Nikolay Mirenkov

Special Honorary Professor of the University of Aizu.

D.Sc. 1983 (Computing Center, Novosibirsk, the USSR Academy of Sciences), Ph.D. 1972 (Novosibirsk Institute of Electrical Engineering)

Background Data

Professor Mirenkov came to the University of Aizu from the Russian Academy of Sciences (Novosibirsk) in 1993, where he was the head of the supercomputer software department. He was a research visitor at the University of Erlangen-Neurenberg (Germany), Centre de Recherche en Informatique de Nancy (France), the Central Institute of Computing Technologies (Bulgaria), etc. He was the President of the Russian Association "Parallel Computing", an expert of the National Higher Attestation Committee, and a member of Councils awarding higher degrees in research. Since 1993 he has been a professor of the University of Aizu. He was head of the Graduate department of Information systems in 1997-2001, head of Computer Software department in 2001-2004, dean of the Graduate School of Computer Science and Engineering in 2006-2010, and Vice President of the University of Aizu in 2007-2010. Since April 2010 he is Special Honarary Professor.

Research/Educational Interests

Research Description

A basis of our research is self-explanatory software components in an algorithmic "film" format. An algorithmic film is a series of color stills supported, if necessary, by text and sound. Each still is to represent a view of objects or processes. Each film is to represent a multiple view (an extended set of dynamic and/or static features) of objects or processes. A self-explanatory film means that the associated stills are organized and presented in such a way that the semantic richness of a computational scheme is clearly brought out. The investment of meaning in the film is reduced to developing a series of views watching (and hearing) in non-linear order. We also develop a set of icons representing such films. Icons and films are acquired in a net-accessible database. As a rule, the user should not study and remember them in advance.

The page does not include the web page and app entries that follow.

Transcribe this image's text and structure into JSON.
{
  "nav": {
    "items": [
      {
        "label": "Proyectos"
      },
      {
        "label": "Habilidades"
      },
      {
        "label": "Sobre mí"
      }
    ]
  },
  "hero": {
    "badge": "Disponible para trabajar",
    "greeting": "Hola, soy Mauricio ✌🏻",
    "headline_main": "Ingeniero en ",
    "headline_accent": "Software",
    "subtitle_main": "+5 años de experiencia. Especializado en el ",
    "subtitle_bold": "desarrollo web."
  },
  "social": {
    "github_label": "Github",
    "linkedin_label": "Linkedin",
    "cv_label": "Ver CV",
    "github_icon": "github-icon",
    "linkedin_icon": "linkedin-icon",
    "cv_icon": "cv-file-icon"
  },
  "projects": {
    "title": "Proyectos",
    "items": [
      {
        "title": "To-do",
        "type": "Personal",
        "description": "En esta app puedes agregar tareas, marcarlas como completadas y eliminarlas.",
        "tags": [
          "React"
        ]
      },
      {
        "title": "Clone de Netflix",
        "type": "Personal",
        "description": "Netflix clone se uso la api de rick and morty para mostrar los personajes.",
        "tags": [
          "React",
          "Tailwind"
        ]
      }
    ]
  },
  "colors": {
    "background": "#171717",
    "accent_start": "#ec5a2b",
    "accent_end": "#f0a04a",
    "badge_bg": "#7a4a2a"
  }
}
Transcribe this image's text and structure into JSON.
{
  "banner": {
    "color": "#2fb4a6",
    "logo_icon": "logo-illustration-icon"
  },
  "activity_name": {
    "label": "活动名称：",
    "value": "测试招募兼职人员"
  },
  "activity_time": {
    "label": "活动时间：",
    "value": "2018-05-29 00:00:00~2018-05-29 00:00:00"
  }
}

The film management system provides simple access to database items and modes to manipulate films and, in this way, to perform the formation of component meaning. The idea of self-explanatory software components is used in two of our grand projects: Active Knowledge Studio and World of Totally Identified Objects. Active Knowledge Studio is related to the filmification of computational methods and oriented to application end users working in computational science field, as well as to university instructors and students. World of Totally Identified Objects is an infrastructure, where all or at least a majority of objects involved have their own IDs represented by semantic surfaces. This project is oriented to elderly people and people with special needs.

Selected Publications and Patents

e-mail: nikmir@u-aizu.ac.jp